Closing and Final Details
Closing is the formal meeting where ownership of the property is transferred from the seller to the buyer. Also at this time, the buyer’s loan is finalized, so technically there are two closings. The meeting is usually attended by the buyer and seller, their respective Real Estate Professionals, the lender’s agent, and the closing agent (if different from the lending agent).
Preparing for Closing costs
Typically, closing costs are three to six percent of the sales price. There are fees such as insurance on the title to your home, taxes, transfer costs, attorney fees (if necessary) and hazard insurance.
You may also be required to prepay an up-front reserve account of tax and insurance payments to ensure that there are sufficient funds in your account to meet these obligations when they are due. In some cases, the seller will agree to pay closing costs – that is one of those negotiable details.
In the days prior to closing, your Agent will work with you to ensure you understand all of the conditions of the sale and loan, and confirm that they have been met. Your Agent will also reconfirm the closing date with you and the sellers.
During this time, your Agent will ensure that you have the opportunity to take a final walk-through of the property just before closing to see that everything is as it should be. If there are any problems or unresolved issues, take care of them before closing.
The closing agent will review the settlement with you and the seller, along with evidence that any legal requirements, such as insurance and inspections, have been met.
During the meeting you will receive a number of documents, including:
A HUD-1 Settlement Statement, listing all the services and charges to you and the seller. You may review this form on the business day before closing.
A Truth-in-Lending (TIL) statement. You will receive this within three days of applying for the loan. It details the actual cost of the mortgage.
The mortgage note itself. This is your promise to repay the loan, as agreed.
The deed. Signed only by the seller at closing, it transfers ownership of the property. At first, you may only get a copy; when the actual deed is recorded with the county listing you as the new owner, it will be mailed to you.
Any other affidavits. For example, an affidavit may state that you will use the property as your principal residence.
Once everyone agrees that everything is in order, and the closing costs are paid by the buyer and, if necessary, the seller, the papers are signed and the keys turned over to you. Once the deed is recorded with your county clerk, you officially become the owner of the property.

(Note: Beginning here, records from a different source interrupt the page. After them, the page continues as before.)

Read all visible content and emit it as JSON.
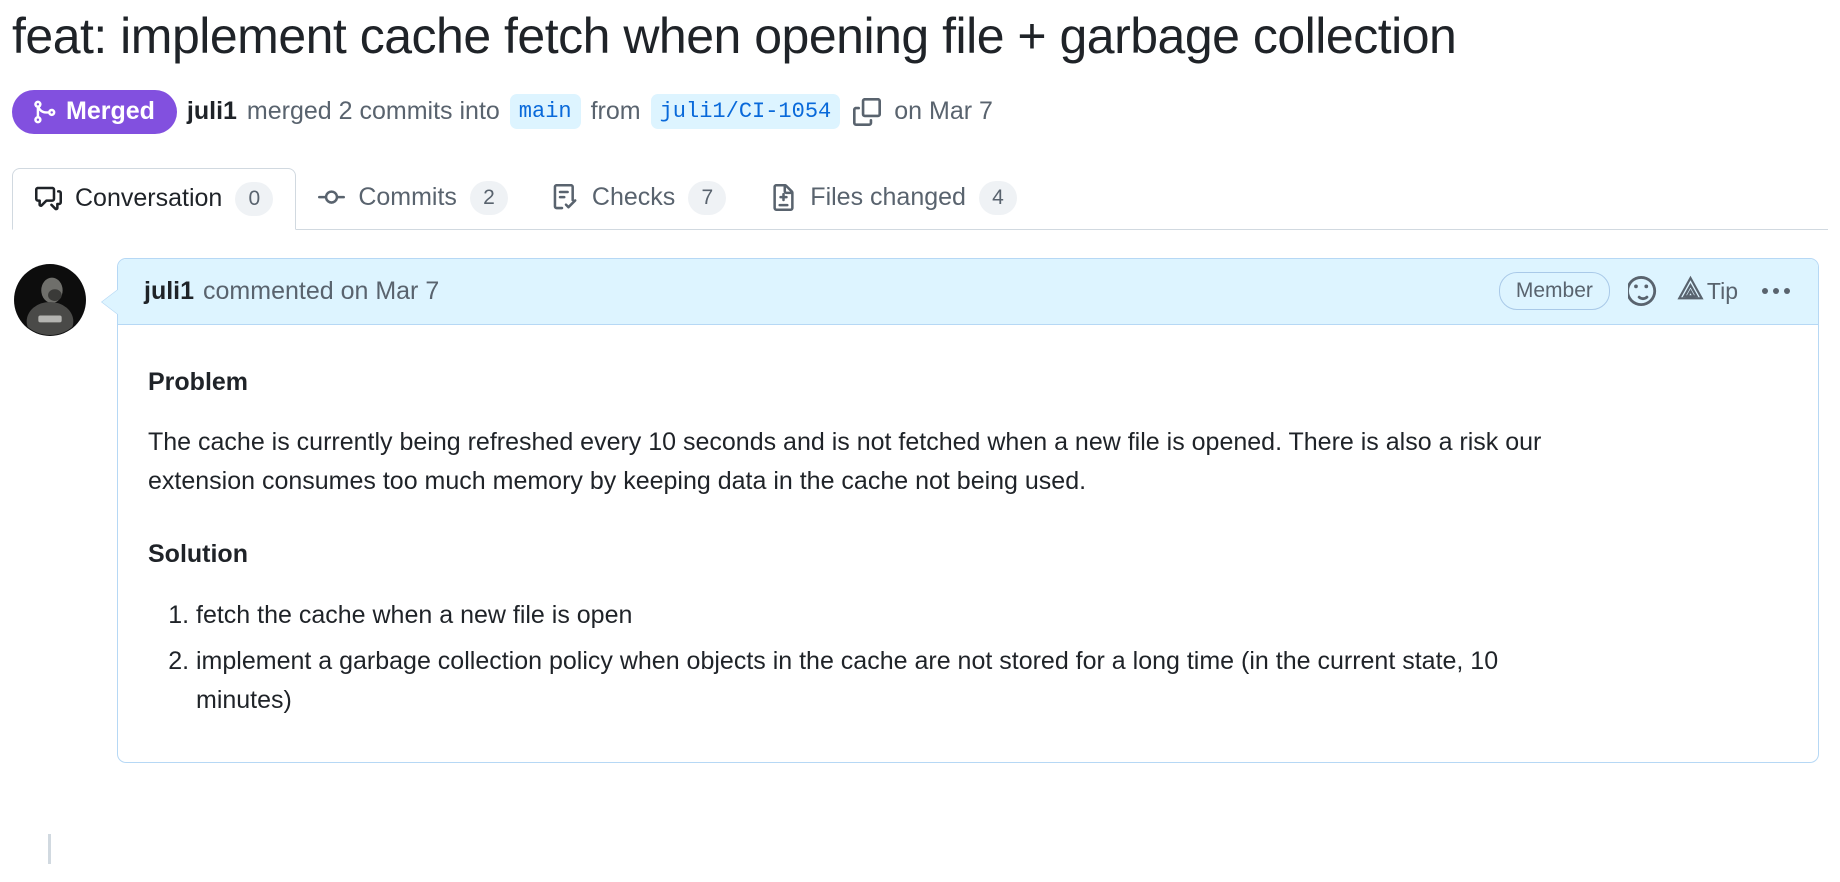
{
  "pull_request": {
    "title": "feat: implement cache fetch when opening file + garbage collection",
    "state_label": "Merged",
    "state_color": "#8250df",
    "meta": {
      "actor": "juli1",
      "merged_text": "merged 2 commits into",
      "base_branch": "main",
      "from_text": "from",
      "head_branch": "juli1/CI-1054",
      "date_text": "on Mar 7",
      "copy_icon": "copy-icon"
    }
  },
  "tabs": [
    {
      "label": "Conversation",
      "count": "0",
      "icon": "comment-discussion-icon",
      "selected": true
    },
    {
      "label": "Commits",
      "count": "2",
      "icon": "git-commit-icon",
      "selected": false
    },
    {
      "label": "Checks",
      "count": "7",
      "icon": "checklist-icon",
      "selected": false
    },
    {
      "label": "Files changed",
      "count": "4",
      "icon": "file-diff-icon",
      "selected": false
    }
  ],
  "comment": {
    "author": "juli1",
    "when": "commented on Mar 7",
    "badge": "Member",
    "reaction_icon": "smiley-icon",
    "tip_label": "Tip",
    "tip_icon": "triangle-tip-icon",
    "menu_icon": "kebab-menu-icon",
    "avatar_alt": "juli1 avatar",
    "body": {
      "heading_problem": "Problem",
      "paragraph_problem": "The cache is currently being refreshed every 10 seconds and is not fetched when a new file is opened. There is also a risk our extension consumes too much memory by keeping data in the cache not being used.",
      "heading_solution": "Solution",
      "list": [
        "fetch the cache when a new file is open",
        "implement a garbage collection policy when objects in the cache are not stored for a long time (in the current state, 10 minutes)"
      ]
    }
  },
  "colors": {
    "merged_purple": "#8250df",
    "link_blue": "#0969da",
    "chip_bg": "#ddf4ff",
    "border_blue": "#b6d8f5",
    "border_gray": "#d1d9e0",
    "text_muted": "#59636e",
    "text_default": "#1f2328"
  }
}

Here’s the day you’ve been waiting for. The papers are in order and money has been exchanged. You’re handed the keys – the home is now yours!